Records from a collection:
BEGIN

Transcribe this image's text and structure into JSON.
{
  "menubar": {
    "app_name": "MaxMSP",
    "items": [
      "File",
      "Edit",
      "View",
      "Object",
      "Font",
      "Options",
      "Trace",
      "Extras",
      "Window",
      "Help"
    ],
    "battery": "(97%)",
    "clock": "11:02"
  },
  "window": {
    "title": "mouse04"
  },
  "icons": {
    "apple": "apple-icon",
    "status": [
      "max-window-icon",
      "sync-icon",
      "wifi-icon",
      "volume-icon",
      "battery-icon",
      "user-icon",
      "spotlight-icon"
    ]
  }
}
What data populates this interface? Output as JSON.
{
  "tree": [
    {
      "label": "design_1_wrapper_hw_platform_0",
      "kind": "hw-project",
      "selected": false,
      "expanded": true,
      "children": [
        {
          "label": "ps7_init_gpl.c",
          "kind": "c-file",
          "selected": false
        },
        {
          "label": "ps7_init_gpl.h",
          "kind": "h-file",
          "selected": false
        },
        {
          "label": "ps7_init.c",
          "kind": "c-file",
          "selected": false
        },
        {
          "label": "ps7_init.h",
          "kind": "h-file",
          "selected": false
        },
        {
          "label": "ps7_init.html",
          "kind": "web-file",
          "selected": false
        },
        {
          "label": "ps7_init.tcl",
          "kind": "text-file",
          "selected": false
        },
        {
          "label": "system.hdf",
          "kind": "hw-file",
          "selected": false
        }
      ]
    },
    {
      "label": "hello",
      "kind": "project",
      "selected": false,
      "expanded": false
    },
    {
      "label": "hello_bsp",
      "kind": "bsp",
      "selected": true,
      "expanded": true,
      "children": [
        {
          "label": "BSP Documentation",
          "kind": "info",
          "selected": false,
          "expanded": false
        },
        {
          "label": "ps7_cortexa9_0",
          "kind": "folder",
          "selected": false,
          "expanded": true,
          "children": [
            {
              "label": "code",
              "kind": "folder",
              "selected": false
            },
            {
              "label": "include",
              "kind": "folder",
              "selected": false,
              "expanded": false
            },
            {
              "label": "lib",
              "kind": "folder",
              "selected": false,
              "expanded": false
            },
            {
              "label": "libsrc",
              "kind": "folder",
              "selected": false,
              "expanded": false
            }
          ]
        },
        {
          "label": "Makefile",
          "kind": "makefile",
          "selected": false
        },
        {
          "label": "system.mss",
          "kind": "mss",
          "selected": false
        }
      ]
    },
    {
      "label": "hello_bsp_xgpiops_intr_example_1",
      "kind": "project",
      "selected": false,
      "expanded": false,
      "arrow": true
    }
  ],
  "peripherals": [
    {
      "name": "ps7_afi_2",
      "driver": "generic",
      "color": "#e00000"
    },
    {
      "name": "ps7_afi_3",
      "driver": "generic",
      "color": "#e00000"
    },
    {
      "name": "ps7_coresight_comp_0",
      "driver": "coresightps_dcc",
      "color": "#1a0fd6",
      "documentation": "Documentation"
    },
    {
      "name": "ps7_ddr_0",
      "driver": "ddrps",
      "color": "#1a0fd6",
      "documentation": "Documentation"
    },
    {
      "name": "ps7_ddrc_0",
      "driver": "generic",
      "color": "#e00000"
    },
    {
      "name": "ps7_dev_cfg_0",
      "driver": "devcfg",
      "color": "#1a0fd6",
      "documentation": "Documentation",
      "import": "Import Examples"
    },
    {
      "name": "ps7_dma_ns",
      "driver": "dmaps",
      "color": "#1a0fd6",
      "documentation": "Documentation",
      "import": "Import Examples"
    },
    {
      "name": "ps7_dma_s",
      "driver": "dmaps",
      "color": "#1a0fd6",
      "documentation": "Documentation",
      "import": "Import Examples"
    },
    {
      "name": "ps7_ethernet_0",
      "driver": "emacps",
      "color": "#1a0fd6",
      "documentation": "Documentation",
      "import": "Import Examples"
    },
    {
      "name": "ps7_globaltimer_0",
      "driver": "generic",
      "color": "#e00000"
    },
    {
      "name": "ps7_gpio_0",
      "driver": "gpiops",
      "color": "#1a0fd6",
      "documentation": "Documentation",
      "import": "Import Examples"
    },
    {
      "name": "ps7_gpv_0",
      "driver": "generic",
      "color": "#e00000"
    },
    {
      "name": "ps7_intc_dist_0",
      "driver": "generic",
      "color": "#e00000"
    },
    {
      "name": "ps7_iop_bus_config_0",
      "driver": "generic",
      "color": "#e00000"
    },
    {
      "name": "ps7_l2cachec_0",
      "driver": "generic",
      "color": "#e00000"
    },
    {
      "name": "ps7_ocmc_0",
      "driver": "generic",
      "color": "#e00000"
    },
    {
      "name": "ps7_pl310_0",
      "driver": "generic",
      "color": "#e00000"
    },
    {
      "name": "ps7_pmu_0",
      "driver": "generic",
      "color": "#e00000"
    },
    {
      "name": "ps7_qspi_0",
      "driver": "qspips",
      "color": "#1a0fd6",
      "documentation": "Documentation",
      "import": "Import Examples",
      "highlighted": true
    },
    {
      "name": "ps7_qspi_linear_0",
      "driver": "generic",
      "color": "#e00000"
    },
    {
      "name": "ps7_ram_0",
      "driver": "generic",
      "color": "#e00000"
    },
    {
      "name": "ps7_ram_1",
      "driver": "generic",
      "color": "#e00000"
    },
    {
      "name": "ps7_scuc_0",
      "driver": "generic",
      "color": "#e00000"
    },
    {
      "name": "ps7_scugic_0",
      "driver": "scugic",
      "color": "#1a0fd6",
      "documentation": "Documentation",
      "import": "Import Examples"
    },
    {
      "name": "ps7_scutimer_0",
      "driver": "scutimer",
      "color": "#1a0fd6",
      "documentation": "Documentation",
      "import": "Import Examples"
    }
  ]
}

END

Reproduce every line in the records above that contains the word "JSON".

Transcribe this image's text and structure into JSON.
What data populates this interface? Output as JSON.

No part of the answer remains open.